**Exercise:**
The task calls for every line of the data to be retyped exactly.

[Dataset rows describing interfaces]
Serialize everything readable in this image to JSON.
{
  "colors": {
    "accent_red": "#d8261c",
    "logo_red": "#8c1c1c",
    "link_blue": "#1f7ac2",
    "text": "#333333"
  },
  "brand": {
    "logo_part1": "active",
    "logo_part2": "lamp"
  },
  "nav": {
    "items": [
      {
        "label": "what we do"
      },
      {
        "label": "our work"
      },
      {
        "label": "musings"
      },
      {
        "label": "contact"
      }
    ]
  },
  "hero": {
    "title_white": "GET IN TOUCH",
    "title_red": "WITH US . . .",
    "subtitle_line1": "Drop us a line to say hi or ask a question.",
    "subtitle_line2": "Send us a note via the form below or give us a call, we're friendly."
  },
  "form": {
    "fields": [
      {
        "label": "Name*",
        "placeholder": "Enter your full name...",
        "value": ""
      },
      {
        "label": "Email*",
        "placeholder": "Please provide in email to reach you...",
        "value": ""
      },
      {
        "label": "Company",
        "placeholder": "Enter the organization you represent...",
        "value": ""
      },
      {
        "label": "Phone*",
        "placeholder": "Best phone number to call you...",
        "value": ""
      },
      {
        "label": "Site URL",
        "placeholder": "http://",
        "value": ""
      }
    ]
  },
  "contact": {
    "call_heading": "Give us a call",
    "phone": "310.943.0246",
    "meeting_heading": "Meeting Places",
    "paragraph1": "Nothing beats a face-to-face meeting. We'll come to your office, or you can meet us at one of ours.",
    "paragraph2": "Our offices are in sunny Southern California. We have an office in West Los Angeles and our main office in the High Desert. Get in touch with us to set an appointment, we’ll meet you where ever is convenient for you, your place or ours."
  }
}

**Solution for this problem:**
Serialize everything readable in this image to JSON.
{
  "colors": {
    "accent_red": "#d8261c",
    "logo_red": "#8c1c1c",
    "link_blue": "#1f7ac2",
    "text": "#333333"
  },
  "brand": {
    "logo_part1": "active",
    "logo_part2": "lamp"
  },
  "nav": {
    "items": [
      {
        "label": "what we do"
      },
      {
        "label": "our work"
      },
      {
        "label": "musings"
      },
      {
        "label": "contact"
      }
    ]
  },
  "hero": {
    "title_white": "GET IN TOUCH",
    "title_red": "WITH US . . .",
    "subtitle_line1": "Drop us a line to say hi or ask a question.",
    "subtitle_line2": "Send us a note via the form below or give us a call, we're friendly."
  },
  "form": {
    "fields": [
      {
        "label": "Name*",
        "placeholder": "Enter your full name...",
        "value": ""
      },
      {
        "label": "Email*",
        "placeholder": "Please provide in email to reach you...",
        "value": ""
      },
      {
        "label": "Company",
        "placeholder": "Enter the organization you represent...",
        "value": ""
      },
      {
        "label": "Phone*",
        "placeholder": "Best phone number to call you...",
        "value": ""
      },
      {
        "label": "Site URL",
        "placeholder": "http://",
        "value": ""
      }
    ]
  },
  "contact": {
    "call_heading": "Give us a call",
    "phone": "310.943.0246",
    "meeting_heading": "Meeting Places",
    "paragraph1": "Nothing beats a face-to-face meeting. We'll come to your office, or you can meet us at one of ours.",
    "paragraph2": "Our offices are in sunny Southern California. We have an office in West Los Angeles and our main office in the High Desert. Get in touch with us to set an appointment, we’ll meet you where ever is convenient for you, your place or ours."
  }
}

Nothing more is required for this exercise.